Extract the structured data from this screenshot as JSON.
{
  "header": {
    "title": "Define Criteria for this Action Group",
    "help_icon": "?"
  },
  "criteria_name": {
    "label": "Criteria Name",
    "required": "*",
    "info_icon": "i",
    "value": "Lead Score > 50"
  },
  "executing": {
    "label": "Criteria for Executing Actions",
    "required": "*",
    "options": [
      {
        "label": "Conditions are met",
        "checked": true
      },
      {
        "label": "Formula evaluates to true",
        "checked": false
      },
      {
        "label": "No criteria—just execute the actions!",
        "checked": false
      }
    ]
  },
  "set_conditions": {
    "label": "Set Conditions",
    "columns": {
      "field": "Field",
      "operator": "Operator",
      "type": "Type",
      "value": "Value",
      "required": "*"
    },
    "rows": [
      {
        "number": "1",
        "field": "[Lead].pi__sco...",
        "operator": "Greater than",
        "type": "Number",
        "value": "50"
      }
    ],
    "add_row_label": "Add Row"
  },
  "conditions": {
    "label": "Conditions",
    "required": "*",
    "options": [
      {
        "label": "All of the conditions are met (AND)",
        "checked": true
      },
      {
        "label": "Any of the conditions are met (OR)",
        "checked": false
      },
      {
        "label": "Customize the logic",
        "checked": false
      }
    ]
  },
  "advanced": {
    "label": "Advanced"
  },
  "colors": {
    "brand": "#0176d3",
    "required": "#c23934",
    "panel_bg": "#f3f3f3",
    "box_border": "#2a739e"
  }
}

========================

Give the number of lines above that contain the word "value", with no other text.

3